As Goma falls to rebels, displaced young girls and boys face increased risk of rape and recruitment

Geneva, November 2012: As Goma falls to rebel group M23, and tens of thousands are forced to flee their homes, the Internal Displacement Monitoring Centre (IDMC) and the Norwegian Refugee Council (NRC) highlight critical concerns regarding internally displaced girls and boys who face an increased risk of rape, abuse and recruitment.

At the weekend, an internally displaced persons (IDP) camp of over 50,000 people emptied in just a few hours as the rebel group closed in and people fled to Goma in search of safety in the city. ‘With 300,000 people displaced by M23 since April, the equivalent of the population of Venice, what we are now seeing is that the fighting between the rebel group and the Congolese army is displacing the displaced again, stretching the coping abilities of an already exhausted community’ says Sebastian Albuja, IDMC’s Head of Africa Department.

With reports that Goma has fallen to M23, its population of up to 500,000 people now caught up in the conflict are facing the risk of being forced from the safety of their homes. IDMC and NRC are particularly concerned about the consequences of the current conflict on children; boys are at increased risk of recruitment and girls are at increased risk of rape, with the majority of victims of sexual attacks in DRC being between 8 and 17, 13.3% are younger than 10.

‘Internally displaced children and specifically boys in North Kivu are at particular risk of being recruited by a variety of armed groups’ says Olivia Khallis, Policy and Advocacy Advisor for NRC office in DRC (currently in Kigali). ‘IDPs are locking up or hiding their children fearing attack and forced recruitment with girls and boys will be taken by armed actors.’

‘The UN Security Council needs to do all within its capacity to prevent the conflict from escalating even further, and put serious pressure on all parties to the conflict to find a resolution’ says Elisabeth Rasmusson, Secretary General of NRC. ‘Particular attention should further be drawn to the recently adopted resolution on children and armed conflict by the Security Council that aims to protect children from armed groups, with a particular focus on the needs of young internally displaced girls and boys.’

Notes to editors:

  • There are 5 IDP camps surrounding the city of Goma: Kanyarucinya, Mugunga I, Mugunga II, Mugunga III and Lac Vert. Combined, they host roughly 95,000 IDPs (data missing for Mugunga II and Lac Vert, need to confirm total). People have fled to these camps since 2009, when the government launched large-scale military operations against the Democratic Liberation Forces of Rwanda FDLR, and more recently in 2012, fled fighting between government forces and the M23.

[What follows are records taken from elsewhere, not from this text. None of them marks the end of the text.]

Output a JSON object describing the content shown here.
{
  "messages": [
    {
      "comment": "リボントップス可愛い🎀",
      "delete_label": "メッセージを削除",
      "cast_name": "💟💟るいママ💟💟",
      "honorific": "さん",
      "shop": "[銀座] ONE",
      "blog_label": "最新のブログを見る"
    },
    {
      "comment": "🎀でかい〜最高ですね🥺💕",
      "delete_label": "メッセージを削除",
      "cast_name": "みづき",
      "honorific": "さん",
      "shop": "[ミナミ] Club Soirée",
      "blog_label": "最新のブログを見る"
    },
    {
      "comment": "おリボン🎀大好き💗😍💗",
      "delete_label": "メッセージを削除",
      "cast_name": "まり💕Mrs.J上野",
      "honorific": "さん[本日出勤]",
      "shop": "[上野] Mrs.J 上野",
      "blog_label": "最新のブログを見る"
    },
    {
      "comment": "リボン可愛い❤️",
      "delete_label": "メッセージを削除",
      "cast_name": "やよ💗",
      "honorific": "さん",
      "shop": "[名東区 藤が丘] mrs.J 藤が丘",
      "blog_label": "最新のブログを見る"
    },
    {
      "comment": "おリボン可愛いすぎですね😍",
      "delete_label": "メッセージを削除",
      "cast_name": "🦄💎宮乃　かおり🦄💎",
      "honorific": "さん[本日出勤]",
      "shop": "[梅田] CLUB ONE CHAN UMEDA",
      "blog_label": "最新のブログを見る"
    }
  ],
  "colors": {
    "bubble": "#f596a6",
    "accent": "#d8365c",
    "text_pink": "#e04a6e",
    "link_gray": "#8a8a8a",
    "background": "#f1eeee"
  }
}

  • The Kanyarucinya camp, located north of Goma, is the largest of these five camps, hosting up to 60,000 people who settled there as they fled ongoing fighting. All IDPs in the Kanyarucinya camp have reportedly fled following M23’s attack last weekend, and have found shelter in schools and parishes. Authorities have reportedly encouraged them to resettle in one of the other four camps.

  • According to IDMC analysis, there are at least 772,500 IDPs in North Kivu (as of 30 September, 2012). There are over 2,435,000 IDPs in all of DRC.

  • Since fighting between the Congolese army and M23 erupted Saturday at the Kanyarucinya IDP camp north of Goma, affecting some 60,000 IDPs residing in the camp, people had to flee very quickly to Goma and to Mugunga camp and other towns and villages in the south of the province. Those who fled to Goma and the civilians in Goma were forced to evacuate their families as the fighting was brought to the city. The people arriving at Mugunga are in poor state, in desperate need of aid but due to ongoing fighting, humanitarian access is extremely limited. In September the Security Council resolved to hold responsible all parties to armed conflict which commit grave abuses against children, including those who recruit and use children, kill and maim, commit sexual violence or attack schools and hospitals, immediately halt such practices and take special measures to protect children.

  • Since 2008, LRA has been abducting children in North-Eastern DRC to use them as soldiers, porters, sex slaves and cooks. Girls represent almost 50% of children abducted by LRA in DRC in 2009

For quotes and interviews in French and English, contact: Julia Blocher, Communications Officer, Internal Displacement Monitoring Centre E-Mail: julia.blocher@nrc.ch Mobile: +41 79 175 88 87

The Internal Displacement Monitoring Centre (IDMC) (http://www.internal-displacement.org) was established by the Norwegian Refugee Council (NRC) in 1998. Monitoring internal displacement caused by conflict, violence, human rights violations and natural disasters in over 50 countries, the Internal Displacement Monitoring Centre (IDMC) is widely respected as the leading source of information and analysis on internal displacement throughout the world.

Visit: http://www.internal-displacement.org for more information